╭─ RECORDS FOR PROCESSING

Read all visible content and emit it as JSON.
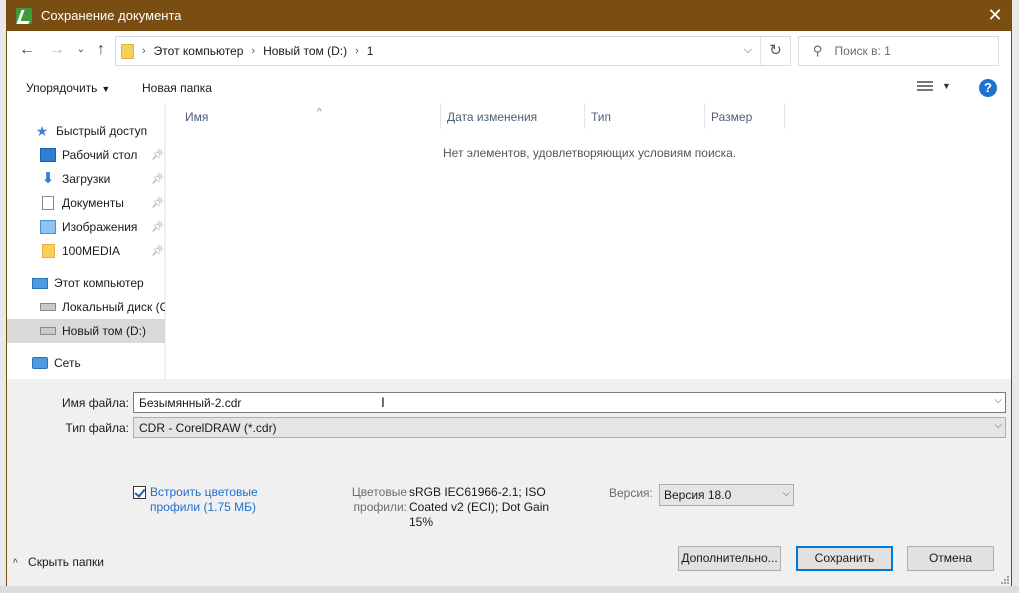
{
  "window": {
    "title": "Сохранение документа"
  },
  "address": {
    "crumbs": [
      "Этот компьютер",
      "Новый том (D:)",
      "1"
    ]
  },
  "search": {
    "placeholder": "Поиск в: 1"
  },
  "toolbar": {
    "organize_label": "Упорядочить",
    "new_folder_label": "Новая папка"
  },
  "sidebar": {
    "items": [
      {
        "label": "Быстрый доступ",
        "icon": "star-icon",
        "pinned": false
      },
      {
        "label": "Рабочий стол",
        "icon": "desktop-icon",
        "pinned": true
      },
      {
        "label": "Загрузки",
        "icon": "download-icon",
        "pinned": true
      },
      {
        "label": "Документы",
        "icon": "documents-icon",
        "pinned": true
      },
      {
        "label": "Изображения",
        "icon": "pictures-icon",
        "pinned": true
      },
      {
        "label": "100MEDIA",
        "icon": "folder-icon",
        "pinned": true
      },
      {
        "label": "Этот компьютер",
        "icon": "computer-icon",
        "pinned": false
      },
      {
        "label": "Локальный диск (C",
        "icon": "local-disk-icon",
        "pinned": false
      },
      {
        "label": "Новый том (D:)",
        "icon": "drive-icon",
        "pinned": false,
        "selected": true
      },
      {
        "label": "Сеть",
        "icon": "network-icon",
        "pinned": false
      }
    ]
  },
  "filelist": {
    "columns": [
      "Имя",
      "Дата изменения",
      "Тип",
      "Размер"
    ],
    "empty_message": "Нет элементов, удовлетворяющих условиям поиска."
  },
  "form": {
    "filename_label": "Имя файла:",
    "filename_value": "Безымянный-2.cdr",
    "filetype_label": "Тип файла:",
    "filetype_value": "CDR - CorelDRAW (*.cdr)",
    "embed_profiles_label": "Встроить цветовые профили (1.75 МБ)",
    "embed_profiles_checked": true,
    "color_profiles_label": "Цветовые профили:",
    "color_profiles_value": "sRGB IEC61966-2.1; ISO Coated v2 (ECI); Dot Gain 15%",
    "version_label": "Версия:",
    "version_value": "Версия 18.0"
  },
  "footer": {
    "hide_folders_label": "Скрыть папки",
    "advanced_label": "Дополнительно...",
    "save_label": "Сохранить",
    "cancel_label": "Отмена"
  },
  "colors": {
    "titlebar": "#7a4e13",
    "accent": "#0078d7",
    "link": "#1f6fd1"
  }
}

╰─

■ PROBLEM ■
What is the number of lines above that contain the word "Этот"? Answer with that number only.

■ SOLUTION BELOW ■
2